In most situations, when runners are few and far between, it’s usually a nice gesture to wave and acknowledge other runners as they go by. Just by being out there running, you’re sharing a common experience, and probably have similar lifestyles.
There are two ways to approach the greeting:
When going in opposite directions: Go ahead and say hello or good morning or whatever greeting you are comfortable with. You can also do wordless acknowledgements like a smile or a slight nod, or any slight upward move of the hand and wrist that could be interpreted as a wave.
It’s probably a good idea to avoid high-fives – especially if the lady coming the other way is a 64-year-old woman starting a new running program. The last thing we want is to cause a rash of shoulder dislocations.
When going in the same direction: This is a situation of one runner (or group) passing another, so be careful not to say anything demeaning. A simple hi or good morning works well here, but you’ll probably have a few extra seconds to comment on the weather or ask about a logo on someone’s shirt.
Be aware, however, that some runners aren’t overly chatty – so if you make a couple of charming comments and don’t get a response, recognize that the other person prefers to run in silence. (Either that, or she’s just not into you – but that’s a whole separate column.)
Should I run every day or take a few days off a week? This one depends entirely on your goals as a runner and your reasons for running. Most competitive age-group runners train almost every day. For recreational runners we suggest you run 3 or 4 days per week for 30 minutes to an hour each time.

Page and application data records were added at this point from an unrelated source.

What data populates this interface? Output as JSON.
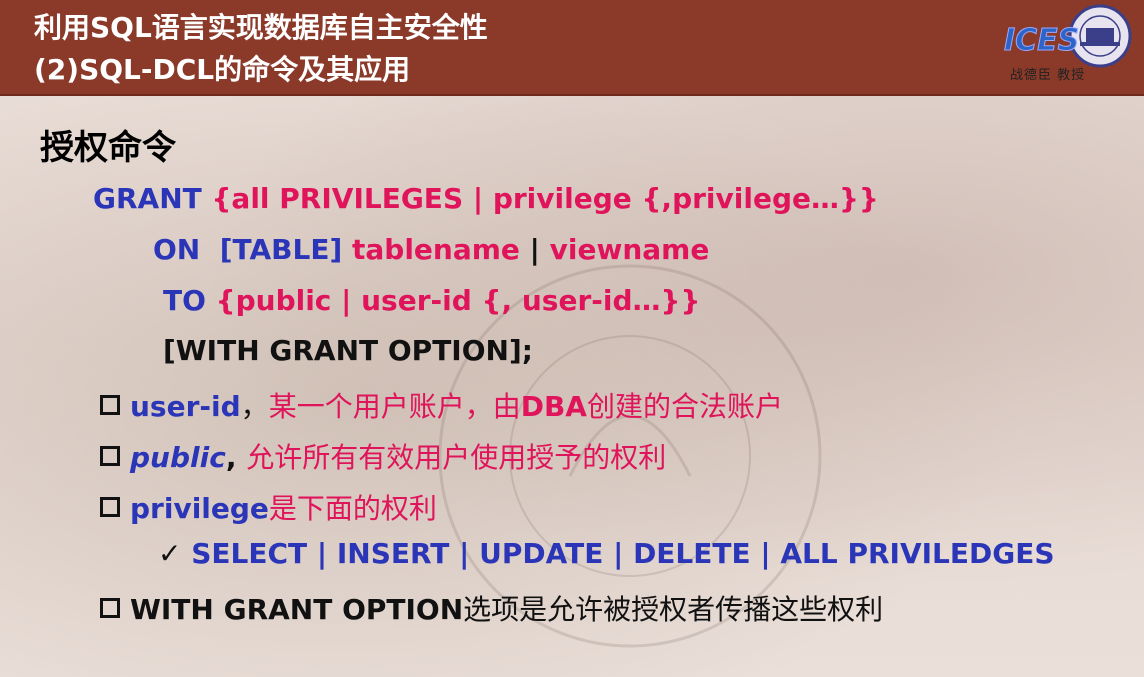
{
  "header": {
    "title_line1": "利用SQL语言实现数据库自主安全性",
    "title_line2": "(2)SQL-DCL的命令及其应用",
    "logo_text": "ICES",
    "logo_caption": "战德臣 教授"
  },
  "body": {
    "heading": "授权命令",
    "grant": {
      "kw_grant": "GRANT",
      "privs": "{all PRIVILEGES | privilege {,privilege…}}",
      "kw_on": "ON",
      "table_opt": "[TABLE]",
      "tablename": "tablename",
      "sep": "|",
      "viewname": "viewname",
      "kw_to": "TO",
      "to_list": "{public | user-id {, user-id…}}",
      "with_option": "[WITH GRANT OPTION];"
    },
    "bullets": {
      "b1_term": "user-id",
      "b1_comma": "，",
      "b1_desc1": "某一个用户账户，由",
      "b1_dba": "DBA",
      "b1_desc2": "创建的合法账户",
      "b2_term": "public",
      "b2_comma": ",",
      "b2_desc": "允许所有有效用户使用授予的权利",
      "b3_term": "privilege",
      "b3_desc": "是下面的权利",
      "check_mark": "✓",
      "privileges_list": "SELECT | INSERT | UPDATE | DELETE | ALL PRIVILEDGES",
      "b4_term": "WITH GRANT OPTION",
      "b4_desc": "选项是允许被授权者传播这些权利"
    }
  },
  "colors": {
    "header_bg": "#8b3a2a",
    "keyword_blue": "#2b35b8",
    "accent_pink": "#e0145a"
  }
}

As a general rule, the more mileage you run, the faster you’ll become – but there is also a direct relationship between increased mileage and higher injury risk. So if you plan on increasing your running days and/or mileage, be very conservative and build up to the new threshold over a period of several months.
If you get “edgy” by having a day without running, you can always cross-train by cycling, swimming, hiking, or going to the gym for some strength work. Over a long period of time, you’ll develop greater overall fitness without increasing your injury risk.
That’s all we have room for today – but feel free to contact us anytime with your questions!